SC12 People in most US states would be ecstatic (or, perhaps, totally indifferent) to hear that one of their universities made it to the 2012 Student Cluster Competition (SCC) in Salt Lake City, but the state of Texas wanted more - so it's sending two teams to the Great Salt Lake Siege.
Details on cluster-building competition rules, applications and prizes are here and here. (I say prizes, there aren't really any but it's the taking part that counts.) Go ahead and read those articles if you haven't already; I’ll pause here until you catch up.
With that out of the way, let’s take a closer look at the Texas combatants.
Team Longhorn, which competed at SC10 in New Orleans and SC11 in Seattle, represents the University of Texas at Austin. At SC10 it was one of only three teams to break the teraflop barrier, grabbing the top LINPACK benchmark award and a piece of student cluster-building glory.
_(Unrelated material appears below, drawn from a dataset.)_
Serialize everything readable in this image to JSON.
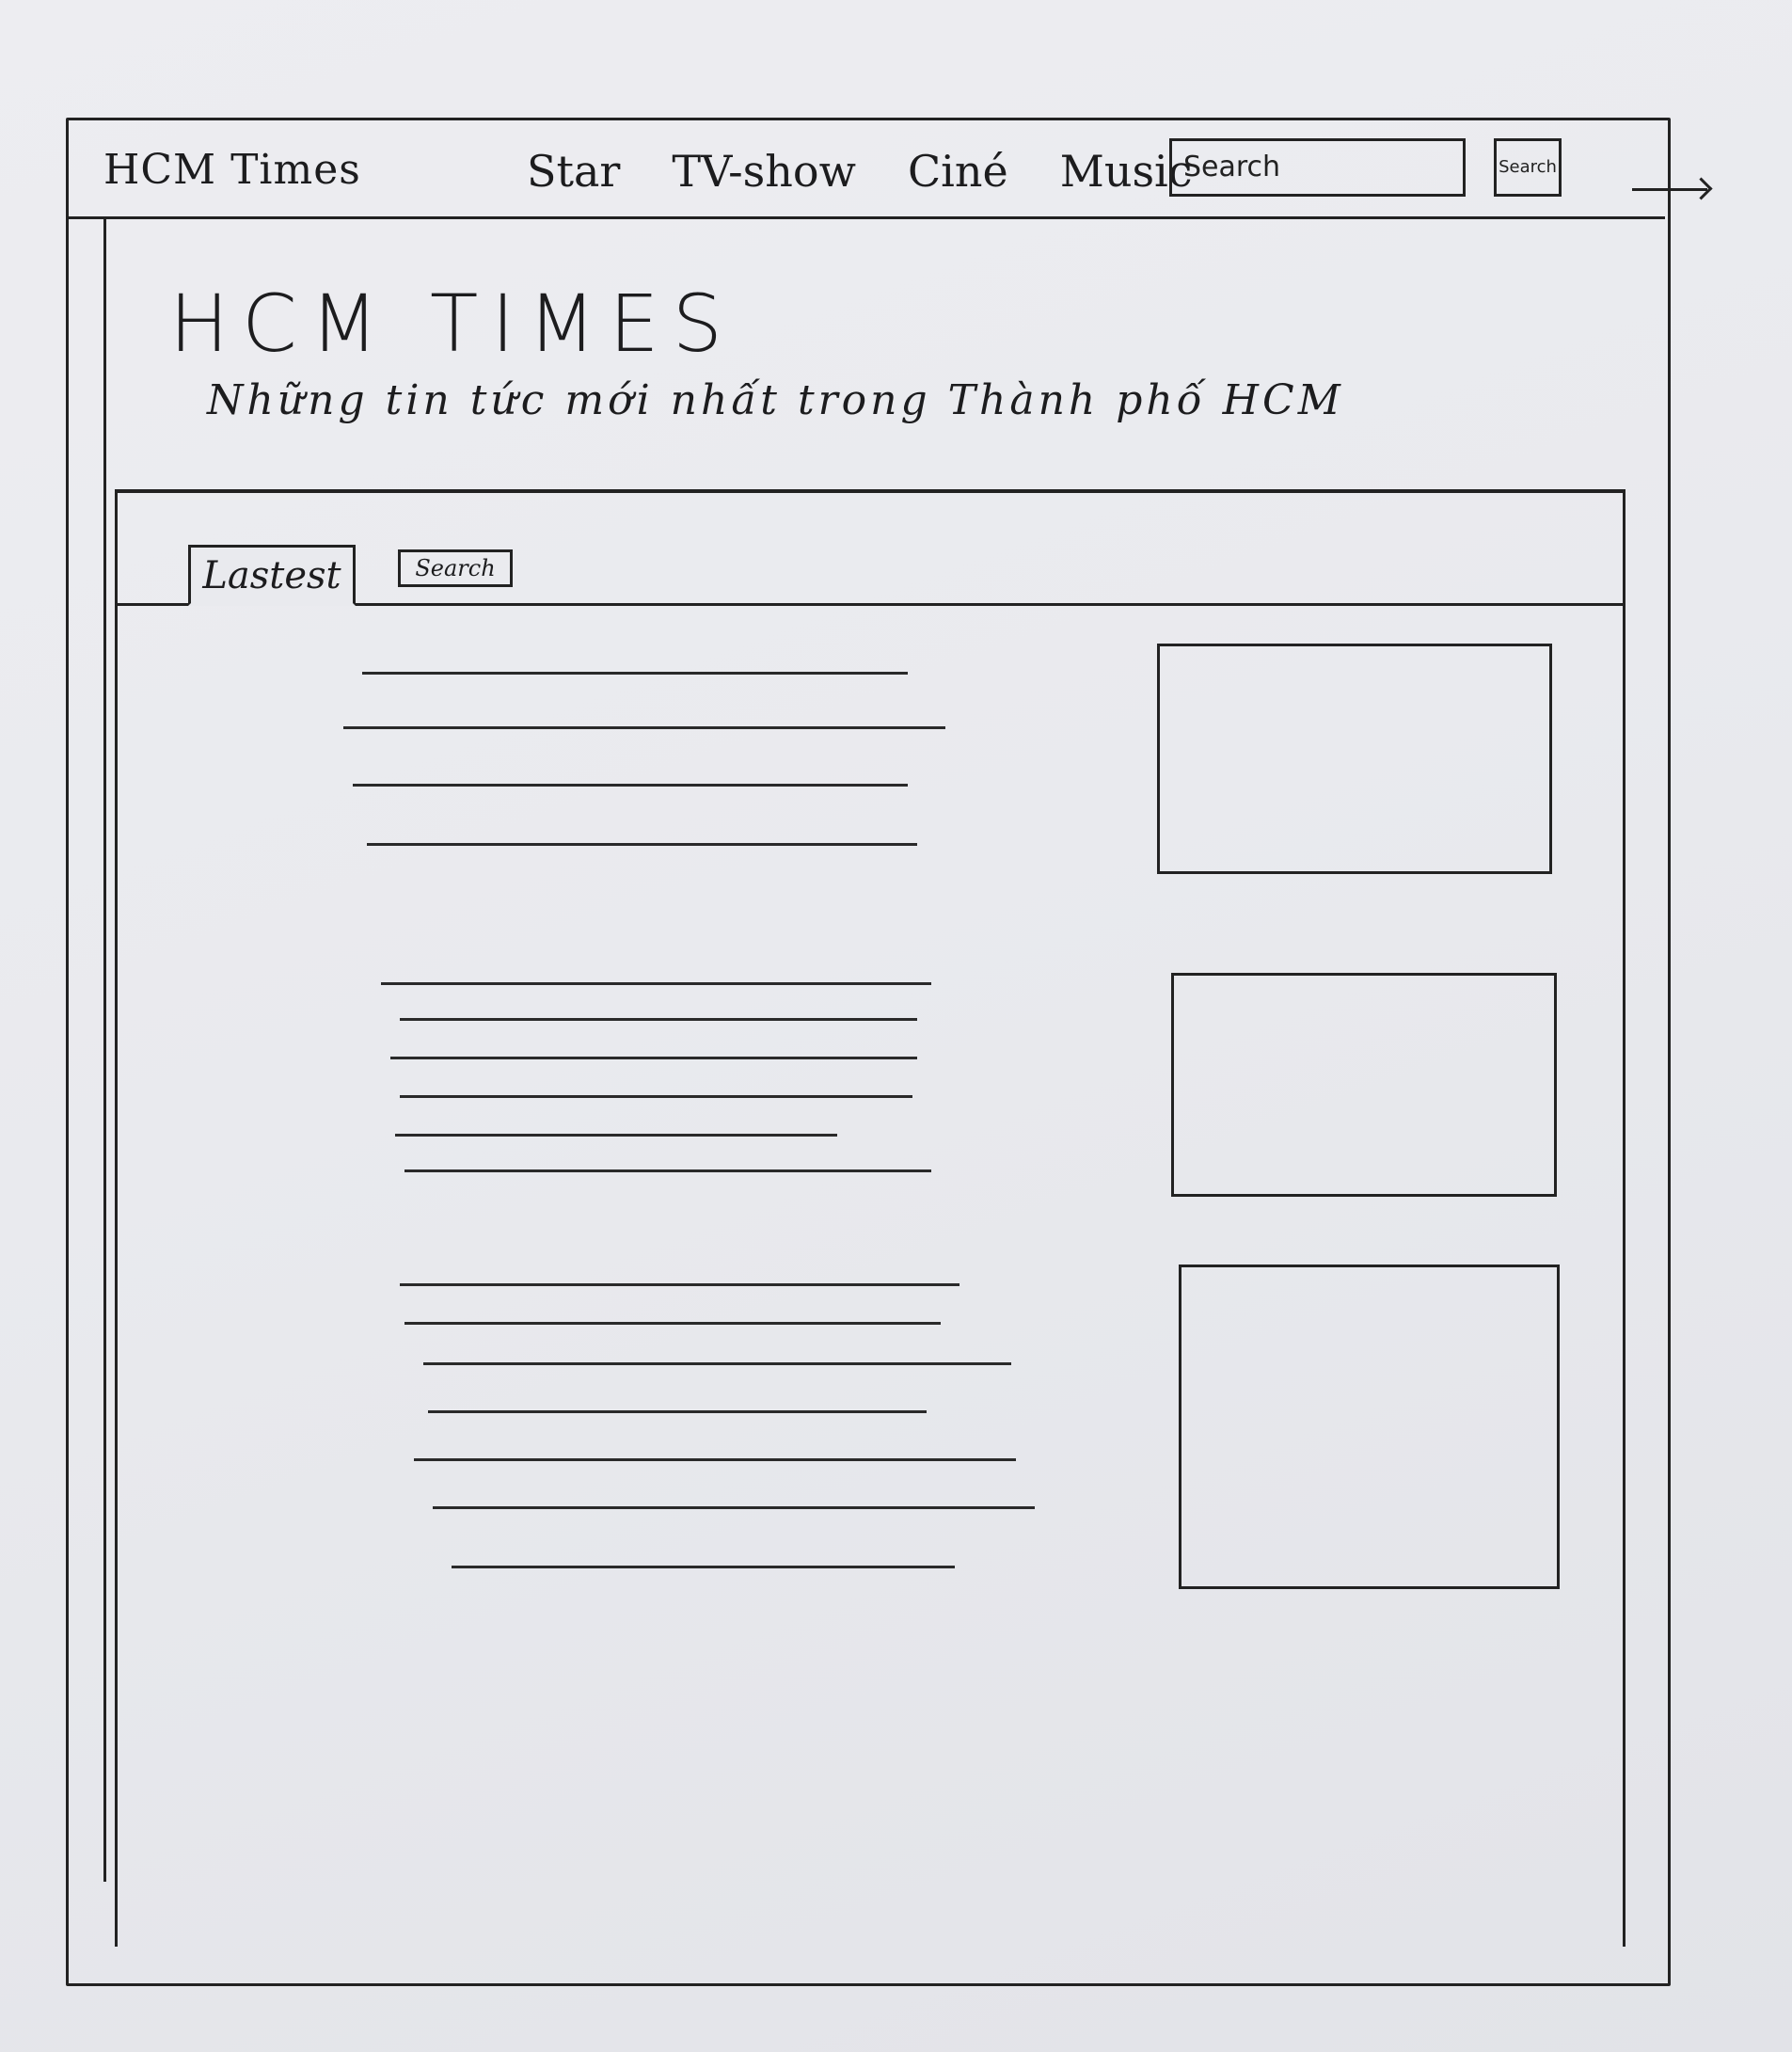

The group cemented its presence in the annals of SCC history in 2011 when it brought the first liquid immersion-cooled cluster to the Battle in Seattle. It did well in both competitions, and had the highest non-hybrid scores in 2011, but it hasn't taken the overall winner crown (there isn’t a real crown).
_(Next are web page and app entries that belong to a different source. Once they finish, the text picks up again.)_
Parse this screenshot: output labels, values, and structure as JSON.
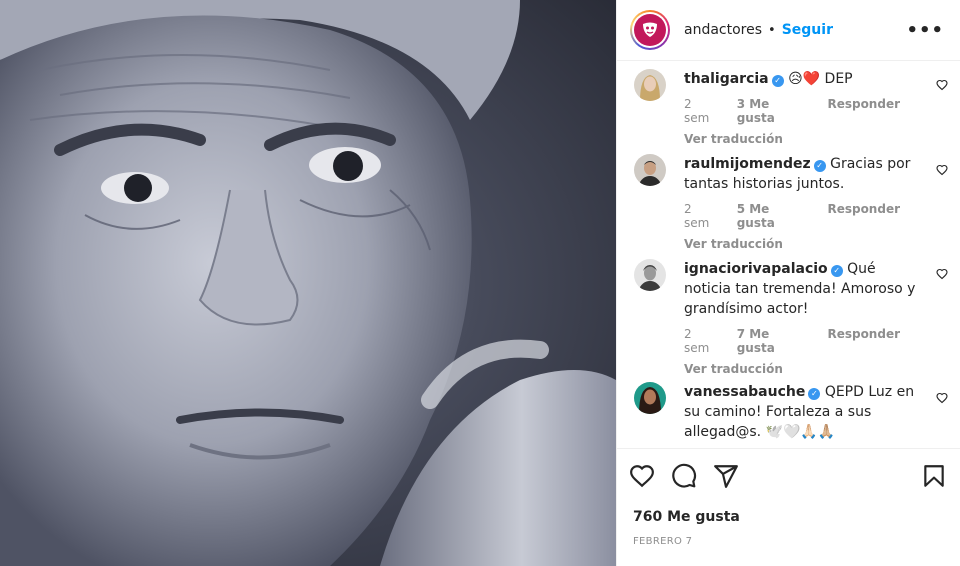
{
  "post": {
    "account": "andactores",
    "separator": "•",
    "follow_label": "Seguir",
    "more_label": "•••"
  },
  "comments": [
    {
      "username": "thaligarcia",
      "verified": true,
      "text": "😥❤️ DEP",
      "time": "2 sem",
      "likes": "3 Me gusta",
      "reply": "Responder",
      "translate": "Ver traducción"
    },
    {
      "username": "raulmijomendez",
      "verified": true,
      "text": "Gracias por tantas historias juntos.",
      "time": "2 sem",
      "likes": "5 Me gusta",
      "reply": "Responder",
      "translate": "Ver traducción"
    },
    {
      "username": "ignaciorivapalacio",
      "verified": true,
      "text": "Qué noticia tan tremenda! Amoroso y grandísimo actor!",
      "time": "2 sem",
      "likes": "7 Me gusta",
      "reply": "Responder",
      "translate": "Ver traducción"
    },
    {
      "username": "vanessabauche",
      "verified": true,
      "text": "QEPD Luz en su camino! Fortaleza a sus allegad@s. 🕊️🤍🙏🏻🙏🏼",
      "time": "",
      "likes": "",
      "reply": "",
      "translate": ""
    }
  ],
  "footer": {
    "likes_count": "760 Me gusta",
    "date": "FEBRERO 7"
  },
  "icons": {
    "like": "heart-icon",
    "comment": "comment-icon",
    "share": "share-icon",
    "save": "bookmark-icon",
    "more": "more-icon"
  },
  "colors": {
    "accent": "#0095f6",
    "verified": "#3897f0",
    "muted": "#8e8e8e",
    "text": "#262626"
  }
}
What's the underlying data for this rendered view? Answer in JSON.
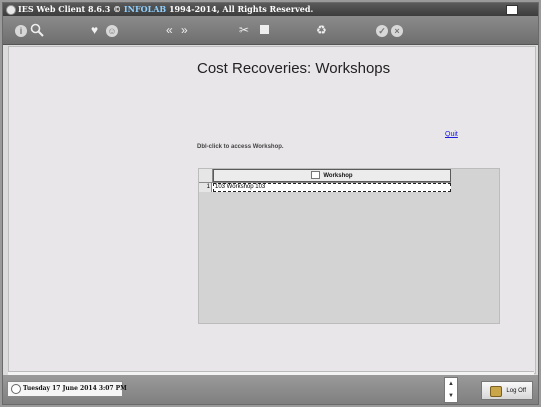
{
  "titlebar": {
    "product": "IES Web Client 8.6.3 ©",
    "company": "INFOLAB",
    "copyright": "1994-2014, All Rights Reserved."
  },
  "toolbar": {
    "icons": [
      "info-icon",
      "search-icon",
      "heart-icon",
      "smiley-icon",
      "back-icon",
      "forward-icon",
      "tools-icon",
      "stop-icon",
      "recycle-icon",
      "confirm-icon",
      "cancel-icon"
    ]
  },
  "page": {
    "title": "Cost Recoveries: Workshops",
    "quit_label": "Quit",
    "hint": "Dbl-click to access Workshop."
  },
  "grid": {
    "column_header": "Workshop",
    "rows": [
      {
        "num": "1",
        "value": "103 Workshop 103"
      }
    ]
  },
  "status": {
    "datetime": "Tuesday 17 June 2014 3:07 PM",
    "logoff_label": "Log Off",
    "spinner_up": "▲",
    "spinner_down": "▼"
  }
}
This year, the Longhorns are bringing back a mixed team of computer science, math, physics and electrical engineering students. Half of the team members have competed in previous SC events. I don’t think there has been any coaching staff turnover – or at least I haven’t seen reports of any changes on ESPN, Fox Sports, or the other usual outlets.
As in years past, Team Longhorn is sponsored by hometown computer giant Dell and heavily supported by the supercomputer gurus at the Texas Advanced Computing Center (TACC). It’ll be interesting to see what Team Longhorn has up its sleeves for Salt Lake City. Will it bring its deep-fried nodes? Its mineral-oil immersive cooling was quite a bit of hassle, but it did pay off in allowing the students to run more nodes and stay within the power envelope.
I also wonder if it'll go down the hybrid HPC route and add GPUs or other accelerators to its configuration this year. I know that the team considered them for both New Orleans in 2010 and Seattle in 2011 but just didn’t see it as a winning approach. Has the group changed its mind for 2012?
Team Red Raider hails from Texas Tech University located in beautiful Lubbock, Texas. From what I can tell, this is the first time Texas Tech has fielded a student cluster team, unless it's been competing incognito in murky underground HPC clustering tournaments. (They’re just like Fight Club, but with much more math. Like Fight Club, the first rule of underground HPC clustering tournaments is: “You don’t talk about underground HPC clustering tournaments.”)
In its application (which was written in late spring), the Tech team talks about a wide range of technologies it might (or might not) use in its cluster. It's looking at all of the major processor and accelerator combinations, and secured sponsorship from Dell. The students have also received significant assistance and mentoring from the High Performance Computing Center at Texas Tech. I also noticed in its application that it made a point of explicitly thanking all of the institutions and several individuals who have helped the team put together its effort – it was a nice touch that says something (something good) about the kids.
The Red Raiders look like the usual group of computer science and engineering undergrads, with a chemistry-math major thrown in for good measure. Outwardly, that’s typical stuff. However, they have some special expertise on the team that could give them a leg up on the competition. If what they’re saying in their application pans out, they’ll be sporting a cluster configuration that will be, well, highly interesting. And, yes, I’m being intentionally vague. ®
You can find more coverage of the student cluster competition as well as SC12 supercomputer news right here